### About this exercise:
Repeat the entries that appear below, exactly and in full.

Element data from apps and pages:

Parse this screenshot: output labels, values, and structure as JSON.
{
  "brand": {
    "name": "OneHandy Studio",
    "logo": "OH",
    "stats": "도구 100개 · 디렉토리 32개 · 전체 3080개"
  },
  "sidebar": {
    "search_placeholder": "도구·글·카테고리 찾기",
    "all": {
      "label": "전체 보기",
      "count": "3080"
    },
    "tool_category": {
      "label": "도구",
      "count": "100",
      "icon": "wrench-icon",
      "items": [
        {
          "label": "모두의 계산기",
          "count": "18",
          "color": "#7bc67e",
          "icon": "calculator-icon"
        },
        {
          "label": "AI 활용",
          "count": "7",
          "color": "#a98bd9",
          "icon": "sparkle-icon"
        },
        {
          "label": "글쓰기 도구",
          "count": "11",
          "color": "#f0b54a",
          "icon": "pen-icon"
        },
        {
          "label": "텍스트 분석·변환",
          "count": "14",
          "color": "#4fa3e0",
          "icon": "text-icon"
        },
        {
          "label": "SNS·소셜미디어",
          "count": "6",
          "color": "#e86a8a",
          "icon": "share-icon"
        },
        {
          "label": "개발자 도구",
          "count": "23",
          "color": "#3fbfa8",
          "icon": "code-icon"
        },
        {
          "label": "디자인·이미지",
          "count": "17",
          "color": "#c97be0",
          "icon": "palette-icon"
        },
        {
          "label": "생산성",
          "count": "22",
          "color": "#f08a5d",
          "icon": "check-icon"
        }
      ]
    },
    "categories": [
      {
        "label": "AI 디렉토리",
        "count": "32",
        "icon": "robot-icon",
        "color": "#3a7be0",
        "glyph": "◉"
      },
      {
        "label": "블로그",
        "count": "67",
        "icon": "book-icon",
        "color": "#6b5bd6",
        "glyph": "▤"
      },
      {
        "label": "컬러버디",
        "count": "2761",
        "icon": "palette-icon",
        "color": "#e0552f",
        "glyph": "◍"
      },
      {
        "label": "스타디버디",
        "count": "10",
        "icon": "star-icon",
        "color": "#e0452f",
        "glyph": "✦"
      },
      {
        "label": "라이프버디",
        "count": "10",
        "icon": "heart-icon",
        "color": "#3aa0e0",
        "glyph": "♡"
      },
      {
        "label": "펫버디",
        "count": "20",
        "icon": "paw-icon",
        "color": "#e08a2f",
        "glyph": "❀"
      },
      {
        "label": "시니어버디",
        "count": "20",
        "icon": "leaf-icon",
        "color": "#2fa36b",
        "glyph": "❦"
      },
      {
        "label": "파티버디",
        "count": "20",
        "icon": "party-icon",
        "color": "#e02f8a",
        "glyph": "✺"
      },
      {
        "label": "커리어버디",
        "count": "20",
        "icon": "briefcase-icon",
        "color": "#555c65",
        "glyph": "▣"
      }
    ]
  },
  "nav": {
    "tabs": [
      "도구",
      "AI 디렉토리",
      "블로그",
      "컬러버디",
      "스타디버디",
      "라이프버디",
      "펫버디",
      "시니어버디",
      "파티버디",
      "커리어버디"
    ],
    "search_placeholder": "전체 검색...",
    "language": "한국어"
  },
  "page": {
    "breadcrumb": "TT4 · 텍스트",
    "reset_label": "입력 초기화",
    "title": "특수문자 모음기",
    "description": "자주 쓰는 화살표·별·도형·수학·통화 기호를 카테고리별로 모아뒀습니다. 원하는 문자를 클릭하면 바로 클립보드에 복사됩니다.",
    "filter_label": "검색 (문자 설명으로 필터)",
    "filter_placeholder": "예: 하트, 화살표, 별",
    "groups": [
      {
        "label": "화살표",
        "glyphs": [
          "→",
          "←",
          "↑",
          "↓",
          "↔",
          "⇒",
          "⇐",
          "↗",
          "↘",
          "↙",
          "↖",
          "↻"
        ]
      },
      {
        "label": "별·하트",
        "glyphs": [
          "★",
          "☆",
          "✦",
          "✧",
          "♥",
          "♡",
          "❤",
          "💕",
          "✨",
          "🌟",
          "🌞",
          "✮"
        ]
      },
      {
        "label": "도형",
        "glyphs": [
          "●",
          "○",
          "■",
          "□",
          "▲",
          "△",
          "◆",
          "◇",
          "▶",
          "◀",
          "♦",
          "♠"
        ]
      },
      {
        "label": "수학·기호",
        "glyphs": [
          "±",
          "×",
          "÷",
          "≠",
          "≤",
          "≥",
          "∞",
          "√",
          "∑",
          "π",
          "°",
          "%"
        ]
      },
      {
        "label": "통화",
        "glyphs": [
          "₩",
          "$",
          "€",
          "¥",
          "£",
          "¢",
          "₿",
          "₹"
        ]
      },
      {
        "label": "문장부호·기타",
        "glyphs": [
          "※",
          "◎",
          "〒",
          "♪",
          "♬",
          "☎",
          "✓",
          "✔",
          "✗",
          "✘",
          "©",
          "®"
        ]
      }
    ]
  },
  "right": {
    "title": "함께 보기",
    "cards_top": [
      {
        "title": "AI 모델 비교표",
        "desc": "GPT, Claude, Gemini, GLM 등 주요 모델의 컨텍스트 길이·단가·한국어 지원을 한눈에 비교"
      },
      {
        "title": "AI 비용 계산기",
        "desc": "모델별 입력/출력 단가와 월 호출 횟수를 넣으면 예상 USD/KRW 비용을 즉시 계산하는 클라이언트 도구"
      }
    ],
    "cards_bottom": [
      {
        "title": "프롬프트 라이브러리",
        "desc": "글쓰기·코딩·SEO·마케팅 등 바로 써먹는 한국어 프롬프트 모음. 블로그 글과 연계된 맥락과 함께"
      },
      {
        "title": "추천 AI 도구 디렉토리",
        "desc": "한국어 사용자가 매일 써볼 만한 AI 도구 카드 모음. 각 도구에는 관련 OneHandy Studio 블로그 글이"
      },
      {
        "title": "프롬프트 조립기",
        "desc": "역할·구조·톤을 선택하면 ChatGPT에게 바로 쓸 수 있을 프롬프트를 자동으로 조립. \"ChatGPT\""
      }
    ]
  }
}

### Problem solution:
Parse this screenshot: output labels, values, and structure as JSON.
{
  "brand": {
    "name": "OneHandy Studio",
    "logo": "OH",
    "stats": "도구 100개 · 디렉토리 32개 · 전체 3080개"
  },
  "sidebar": {
    "search_placeholder": "도구·글·카테고리 찾기",
    "all": {
      "label": "전체 보기",
      "count": "3080"
    },
    "tool_category": {
      "label": "도구",
      "count": "100",
      "icon": "wrench-icon",
      "items": [
        {
          "label": "모두의 계산기",
          "count": "18",
          "color": "#7bc67e",
          "icon": "calculator-icon"
        },
        {
          "label": "AI 활용",
          "count": "7",
          "color": "#a98bd9",
          "icon": "sparkle-icon"
        },
        {
          "label": "글쓰기 도구",
          "count": "11",
          "color": "#f0b54a",
          "icon": "pen-icon"
        },
        {
          "label": "텍스트 분석·변환",
          "count": "14",
          "color": "#4fa3e0",
          "icon": "text-icon"
        },
        {
          "label": "SNS·소셜미디어",
          "count": "6",
          "color": "#e86a8a",
          "icon": "share-icon"
        },
        {
          "label": "개발자 도구",
          "count": "23",
          "color": "#3fbfa8",
          "icon": "code-icon"
        },
        {
          "label": "디자인·이미지",
          "count": "17",
          "color": "#c97be0",
          "icon": "palette-icon"
        },
        {
          "label": "생산성",
          "count": "22",
          "color": "#f08a5d",
          "icon": "check-icon"
        }
      ]
    },
    "categories": [
      {
        "label": "AI 디렉토리",
        "count": "32",
        "icon": "robot-icon",
        "color": "#3a7be0",
        "glyph": "◉"
      },
      {
        "label": "블로그",
        "count": "67",
        "icon": "book-icon",
        "color": "#6b5bd6",
        "glyph": "▤"
      },
      {
        "label": "컬러버디",
        "count": "2761",
        "icon": "palette-icon",
        "color": "#e0552f",
        "glyph": "◍"
      },
      {
        "label": "스타디버디",
        "count": "10",
        "icon": "star-icon",
        "color": "#e0452f",
        "glyph": "✦"
      },
      {
        "label": "라이프버디",
        "count": "10",
        "icon": "heart-icon",
        "color": "#3aa0e0",
        "glyph": "♡"
      },
      {
        "label": "펫버디",
        "count": "20",
        "icon": "paw-icon",
        "color": "#e08a2f",
        "glyph": "❀"
      },
      {
        "label": "시니어버디",
        "count": "20",
        "icon": "leaf-icon",
        "color": "#2fa36b",
        "glyph": "❦"
      },
      {
        "label": "파티버디",
        "count": "20",
        "icon": "party-icon",
        "color": "#e02f8a",
        "glyph": "✺"
      },
      {
        "label": "커리어버디",
        "count": "20",
        "icon": "briefcase-icon",
        "color": "#555c65",
        "glyph": "▣"
      }
    ]
  },
  "nav": {
    "tabs": [
      "도구",
      "AI 디렉토리",
      "블로그",
      "컬러버디",
      "스타디버디",
      "라이프버디",
      "펫버디",
      "시니어버디",
      "파티버디",
      "커리어버디"
    ],
    "search_placeholder": "전체 검색...",
    "language": "한국어"
  },
  "page": {
    "breadcrumb": "TT4 · 텍스트",
    "reset_label": "입력 초기화",
    "title": "특수문자 모음기",
    "description": "자주 쓰는 화살표·별·도형·수학·통화 기호를 카테고리별로 모아뒀습니다. 원하는 문자를 클릭하면 바로 클립보드에 복사됩니다.",
    "filter_label": "검색 (문자 설명으로 필터)",
    "filter_placeholder": "예: 하트, 화살표, 별",
    "groups": [
      {
        "label": "화살표",
        "glyphs": [
          "→",
          "←",
          "↑",
          "↓",
          "↔",
          "⇒",
          "⇐",
          "↗",
          "↘",
          "↙",
          "↖",
          "↻"
        ]
      },
      {
        "label": "별·하트",
        "glyphs": [
          "★",
          "☆",
          "✦",
          "✧",
          "♥",
          "♡",
          "❤",
          "💕",
          "✨",
          "🌟",
          "🌞",
          "✮"
        ]
      },
      {
        "label": "도형",
        "glyphs": [
          "●",
          "○",
          "■",
          "□",
          "▲",
          "△",
          "◆",
          "◇",
          "▶",
          "◀",
          "♦",
          "♠"
        ]
      },
      {
        "label": "수학·기호",
        "glyphs": [
          "±",
          "×",
          "÷",
          "≠",
          "≤",
          "≥",
          "∞",
          "√",
          "∑",
          "π",
          "°",
          "%"
        ]
      },
      {
        "label": "통화",
        "glyphs": [
          "₩",
          "$",
          "€",
          "¥",
          "£",
          "¢",
          "₿",
          "₹"
        ]
      },
      {
        "label": "문장부호·기타",
        "glyphs": [
          "※",
          "◎",
          "〒",
          "♪",
          "♬",
          "☎",
          "✓",
          "✔",
          "✗",
          "✘",
          "©",
          "®"
        ]
      }
    ]
  },
  "right": {
    "title": "함께 보기",
    "cards_top": [
      {
        "title": "AI 모델 비교표",
        "desc": "GPT, Claude, Gemini, GLM 등 주요 모델의 컨텍스트 길이·단가·한국어 지원을 한눈에 비교"
      },
      {
        "title": "AI 비용 계산기",
        "desc": "모델별 입력/출력 단가와 월 호출 횟수를 넣으면 예상 USD/KRW 비용을 즉시 계산하는 클라이언트 도구"
      }
    ],
    "cards_bottom": [
      {
        "title": "프롬프트 라이브러리",
        "desc": "글쓰기·코딩·SEO·마케팅 등 바로 써먹는 한국어 프롬프트 모음. 블로그 글과 연계된 맥락과 함께"
      },
      {
        "title": "추천 AI 도구 디렉토리",
        "desc": "한국어 사용자가 매일 써볼 만한 AI 도구 카드 모음. 각 도구에는 관련 OneHandy Studio 블로그 글이"
      },
      {
        "title": "프롬프트 조립기",
        "desc": "역할·구조·톤을 선택하면 ChatGPT에게 바로 쓸 수 있을 프롬프트를 자동으로 조립. \"ChatGPT\""
      }
    ]
  }
}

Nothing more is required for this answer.